The Army first exposed him to the importance of embracing everyone in order to build a team. “I’ve met a lot of good people who didn’t see the world the way I did,” he says. The important thing is that “most wanted to make the unit better.” Good leaders, he adds, create a culture in which people of different backgrounds can speak their minds and know that what they are hearing from others is “their ground truth.”

A young Rich Morales in uniform
A young Rich Morales in uniform with his wife

In 1997, Morales started the MBA program at Yale SOM. He embraced the chance to learn in a new environment, he says, taking classes at Yale Law School and enjoying the curriculum at SOM, especially economics courses with the late Professor Sharon Oster and operations management courses with Professor Emeritus Arthur J. Swersey. He also loved the community he found on campus. He remains in touch with many of his classmates, including Laszlo Bock ’99, who led People Operations at Google before founding Humu and
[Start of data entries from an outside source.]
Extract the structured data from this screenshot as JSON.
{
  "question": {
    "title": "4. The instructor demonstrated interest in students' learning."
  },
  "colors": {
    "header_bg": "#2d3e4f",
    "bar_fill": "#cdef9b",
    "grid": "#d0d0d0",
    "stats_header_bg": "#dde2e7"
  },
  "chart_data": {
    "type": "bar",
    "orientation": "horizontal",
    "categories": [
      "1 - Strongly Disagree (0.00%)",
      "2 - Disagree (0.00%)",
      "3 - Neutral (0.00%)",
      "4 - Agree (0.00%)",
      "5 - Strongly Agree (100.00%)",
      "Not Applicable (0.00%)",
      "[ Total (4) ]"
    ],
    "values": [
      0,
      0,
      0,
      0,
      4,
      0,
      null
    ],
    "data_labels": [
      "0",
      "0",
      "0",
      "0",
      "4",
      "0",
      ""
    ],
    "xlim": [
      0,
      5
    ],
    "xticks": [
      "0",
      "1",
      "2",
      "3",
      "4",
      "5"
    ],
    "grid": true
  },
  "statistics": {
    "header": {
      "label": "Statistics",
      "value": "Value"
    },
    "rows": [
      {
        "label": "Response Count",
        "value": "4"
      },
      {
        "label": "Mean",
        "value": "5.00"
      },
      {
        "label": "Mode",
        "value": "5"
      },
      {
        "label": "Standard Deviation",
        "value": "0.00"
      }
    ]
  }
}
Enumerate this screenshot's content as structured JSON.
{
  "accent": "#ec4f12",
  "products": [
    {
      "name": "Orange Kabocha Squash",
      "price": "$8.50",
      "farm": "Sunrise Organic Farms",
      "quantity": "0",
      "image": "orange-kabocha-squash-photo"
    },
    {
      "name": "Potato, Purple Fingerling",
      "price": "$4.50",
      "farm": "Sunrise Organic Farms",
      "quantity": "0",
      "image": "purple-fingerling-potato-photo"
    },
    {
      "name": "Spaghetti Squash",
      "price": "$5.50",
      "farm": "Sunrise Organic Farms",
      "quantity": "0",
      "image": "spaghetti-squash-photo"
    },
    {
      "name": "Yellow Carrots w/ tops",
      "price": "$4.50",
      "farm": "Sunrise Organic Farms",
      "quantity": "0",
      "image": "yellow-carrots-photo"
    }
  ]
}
“I developed these strong relationships—this strong, almost Army-like connectivity with people that are super authentic,” he says. “When I was in Iraq, on a tough day I could pick up the phone and call classmates like Laszlo, Scot Bemis, or Chris Granger.”

When he became a professor at West Point, Morales—who has also earned a PhD from Cambridge University and master’s degrees from the U.S. Naval War College and National Defense University—borrowed plenty of ideas from his SOM instructors, he says. He invited cadets to his home for breakfast, the way Professor Emeritus Douglas W. Rae did; he started his classes with stories in the style of Swersey. At the academy, in addition to his teaching and his mentorship of cadets, Morales directed a multi-million-dollar research effort focused on improving performance across public- and private-sector partners.

In 2001, Morales was selected as one of 12 White House Fellows in the Executive Office of the President. He worked with the Office of Management and Budget and as an aide to the head of NASA and, after the fellowship ended, on a team that helped create the Department of Homeland Security. In 2013, he returned to the White House, this time as executive director of Joining Forces, a national initiative that supports employment, wellness, and education for servicemembers, veterans, and their families.

“Outside of leading in combat, Joining Forces was probably the hardest I’ve ever worked in my life,” remembers Morales. That role was a culmination of his focus as a commander on the balance between the mission and the well-being of his troops and their families. “It was so personal to me.”

Rich Morales at the White House
Rich Morales in uniform with a young local
An older Rich Morales in uniform with his wife

In each of his positions, Morales says, he has tried to do what he has felt is right, even when it is difficult. “When you’re a commander—or a manager—you can choose to do whatever the last person did and just try not to get fired,” he explains. Or you can try to make things better.

Throughout, he has relied on the love and support of his family—which he calls his “center of gravity”—including his wife, Christy, and his son, Matthew, as well as “life-changing” friendships forged at places like Yale SOM.

“If everything froze, at any point—if I was only a lieutenant, and my career was cut short by a decision or circumstance, but I was doing what I thought was the right thing—that’s fine,” he says. “My wife still loves me.”